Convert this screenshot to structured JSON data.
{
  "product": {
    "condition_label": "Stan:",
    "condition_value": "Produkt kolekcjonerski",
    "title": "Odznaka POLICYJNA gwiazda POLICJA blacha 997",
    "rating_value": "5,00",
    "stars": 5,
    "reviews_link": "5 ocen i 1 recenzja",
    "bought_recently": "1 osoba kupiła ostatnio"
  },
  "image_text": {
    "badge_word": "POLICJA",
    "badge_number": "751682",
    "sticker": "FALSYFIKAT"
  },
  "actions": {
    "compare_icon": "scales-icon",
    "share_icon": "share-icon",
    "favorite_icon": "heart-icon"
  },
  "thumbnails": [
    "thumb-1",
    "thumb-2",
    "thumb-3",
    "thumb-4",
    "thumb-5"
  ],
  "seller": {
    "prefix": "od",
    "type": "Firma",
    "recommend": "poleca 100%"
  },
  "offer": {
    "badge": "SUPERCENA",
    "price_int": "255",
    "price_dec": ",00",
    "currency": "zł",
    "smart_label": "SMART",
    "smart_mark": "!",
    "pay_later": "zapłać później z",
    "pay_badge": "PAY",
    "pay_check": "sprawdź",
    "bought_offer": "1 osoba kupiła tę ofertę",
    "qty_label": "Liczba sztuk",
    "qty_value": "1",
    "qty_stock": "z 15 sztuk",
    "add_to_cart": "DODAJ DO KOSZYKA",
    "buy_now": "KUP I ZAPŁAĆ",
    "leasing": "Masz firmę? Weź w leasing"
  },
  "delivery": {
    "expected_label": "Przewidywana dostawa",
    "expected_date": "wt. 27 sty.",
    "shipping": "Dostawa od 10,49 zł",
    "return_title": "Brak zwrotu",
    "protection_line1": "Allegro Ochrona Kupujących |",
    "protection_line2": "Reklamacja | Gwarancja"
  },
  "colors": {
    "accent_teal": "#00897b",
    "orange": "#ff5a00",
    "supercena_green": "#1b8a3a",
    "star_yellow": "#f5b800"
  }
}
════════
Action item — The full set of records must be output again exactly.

Solved exercise —
Convert this screenshot to structured JSON data.
{
  "product": {
    "condition_label": "Stan:",
    "condition_value": "Produkt kolekcjonerski",
    "title": "Odznaka POLICYJNA gwiazda POLICJA blacha 997",
    "rating_value": "5,00",
    "stars": 5,
    "reviews_link": "5 ocen i 1 recenzja",
    "bought_recently": "1 osoba kupiła ostatnio"
  },
  "image_text": {
    "badge_word": "POLICJA",
    "badge_number": "751682",
    "sticker": "FALSYFIKAT"
  },
  "actions": {
    "compare_icon": "scales-icon",
    "share_icon": "share-icon",
    "favorite_icon": "heart-icon"
  },
  "thumbnails": [
    "thumb-1",
    "thumb-2",
    "thumb-3",
    "thumb-4",
    "thumb-5"
  ],
  "seller": {
    "prefix": "od",
    "type": "Firma",
    "recommend": "poleca 100%"
  },
  "offer": {
    "badge": "SUPERCENA",
    "price_int": "255",
    "price_dec": ",00",
    "currency": "zł",
    "smart_label": "SMART",
    "smart_mark": "!",
    "pay_later": "zapłać później z",
    "pay_badge": "PAY",
    "pay_check": "sprawdź",
    "bought_offer": "1 osoba kupiła tę ofertę",
    "qty_label": "Liczba sztuk",
    "qty_value": "1",
    "qty_stock": "z 15 sztuk",
    "add_to_cart": "DODAJ DO KOSZYKA",
    "buy_now": "KUP I ZAPŁAĆ",
    "leasing": "Masz firmę? Weź w leasing"
  },
  "delivery": {
    "expected_label": "Przewidywana dostawa",
    "expected_date": "wt. 27 sty.",
    "shipping": "Dostawa od 10,49 zł",
    "return_title": "Brak zwrotu",
    "protection_line1": "Allegro Ochrona Kupujących |",
    "protection_line2": "Reklamacja | Gwarancja"
  },
  "colors": {
    "accent_teal": "#00897b",
    "orange": "#ff5a00",
    "supercena_green": "#1b8a3a",
    "star_yellow": "#f5b800"
  }
}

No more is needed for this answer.